Once again the Letaba Show in Tzaneen did not disappoint. James and I were setup by midday and were kept pretty busy. For the first few hours there was a lot of interest from the various learners as the schools had closed early due to the public holiday the following day (Women’s Day, Friday 9th August). Once again loads of handout material and posters were available, including views of our closest star at the telescope. This was the first time this year during our outreach activities that there were only a few small sunspots visible on the solar disk. Shortly after sunset we spotted the day-old Moon and projected that on the screen handing out Moon facts to the passing public. After the Moon it was Saturn’s turn on the screen followed by views at the eyepiece that had everyone oohing and aahing. During the course of the evening we showed various astronomy related clips including ones of Curiosity which has now been on the Martian surface for a year. We packed up at around 21:00 and after a late meal at the local Spur retired for the evening.

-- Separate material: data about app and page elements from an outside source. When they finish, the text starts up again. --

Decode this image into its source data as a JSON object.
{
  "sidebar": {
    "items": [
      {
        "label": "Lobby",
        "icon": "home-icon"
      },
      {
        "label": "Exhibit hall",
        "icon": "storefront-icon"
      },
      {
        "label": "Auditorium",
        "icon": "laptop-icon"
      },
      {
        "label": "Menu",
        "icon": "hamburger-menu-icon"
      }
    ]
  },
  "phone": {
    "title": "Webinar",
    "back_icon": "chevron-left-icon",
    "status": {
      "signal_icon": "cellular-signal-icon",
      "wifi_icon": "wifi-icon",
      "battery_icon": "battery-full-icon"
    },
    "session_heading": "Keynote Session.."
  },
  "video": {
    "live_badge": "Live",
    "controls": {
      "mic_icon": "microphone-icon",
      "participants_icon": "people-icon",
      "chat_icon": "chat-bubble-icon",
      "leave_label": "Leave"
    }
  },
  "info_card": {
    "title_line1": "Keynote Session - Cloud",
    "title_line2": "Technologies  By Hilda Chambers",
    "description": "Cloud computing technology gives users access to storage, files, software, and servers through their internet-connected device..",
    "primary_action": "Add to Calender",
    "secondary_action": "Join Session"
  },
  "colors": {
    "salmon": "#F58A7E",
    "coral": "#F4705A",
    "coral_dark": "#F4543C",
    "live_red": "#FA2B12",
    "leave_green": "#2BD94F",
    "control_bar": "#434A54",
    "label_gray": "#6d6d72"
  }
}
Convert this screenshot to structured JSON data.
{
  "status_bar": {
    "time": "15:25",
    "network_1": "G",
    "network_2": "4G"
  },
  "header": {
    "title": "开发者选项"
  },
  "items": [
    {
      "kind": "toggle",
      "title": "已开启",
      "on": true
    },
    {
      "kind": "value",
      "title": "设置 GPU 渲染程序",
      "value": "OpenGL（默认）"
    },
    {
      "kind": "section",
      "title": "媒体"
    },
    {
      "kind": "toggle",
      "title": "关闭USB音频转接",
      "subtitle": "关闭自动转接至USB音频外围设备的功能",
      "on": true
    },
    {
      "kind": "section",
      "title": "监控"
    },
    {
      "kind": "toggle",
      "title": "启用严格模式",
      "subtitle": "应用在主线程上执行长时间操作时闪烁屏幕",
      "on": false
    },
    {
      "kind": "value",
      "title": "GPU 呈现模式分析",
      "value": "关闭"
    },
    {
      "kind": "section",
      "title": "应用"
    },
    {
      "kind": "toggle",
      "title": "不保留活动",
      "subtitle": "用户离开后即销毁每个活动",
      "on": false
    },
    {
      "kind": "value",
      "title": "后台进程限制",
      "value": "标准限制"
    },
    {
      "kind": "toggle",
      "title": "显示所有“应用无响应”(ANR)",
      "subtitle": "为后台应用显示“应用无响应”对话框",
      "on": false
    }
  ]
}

After an uncustomarily late breakfast and having a cheetah peering into our hotel room in the morning, we were up and running again by 10:00 am. Due to the public holiday it promised to be a hectic day and once again Tzaneen and the Letaba Show did not disappoint. In the two days that we were there James and I did not once get the opportunity to walk around and look at any of the stalls. During the course of the day people and kids were being bussed in from around Tzaneen and we often had queues at the telescope as well as at the handout table. The display of cosmic and fossil history going back 2.1 billion years with a South African flavour, named “Fossils, Light & Time”, was once again a winner, broaching various aspects of our fossil history as well as the light, time line that it portrays. Thunderclouds in the afternoon had us packing up the telescope on two occasions before it cleared up enough late in the afternoon for another attempt at setting up again. The Moon and Venus were popular targets till around 19:30, before the Moon disappeared behind the main events tent. Unfortunately it started clouding over again and although we pointed the telescope at Saturn, there was nothing to see. Thankfully the rain stayed away but we could not use the telescope for the remainder of the evening due to the cloud cover. After an exhaustingly long day we decided to pack up at around 20:30 and head home to Louis Trichardt.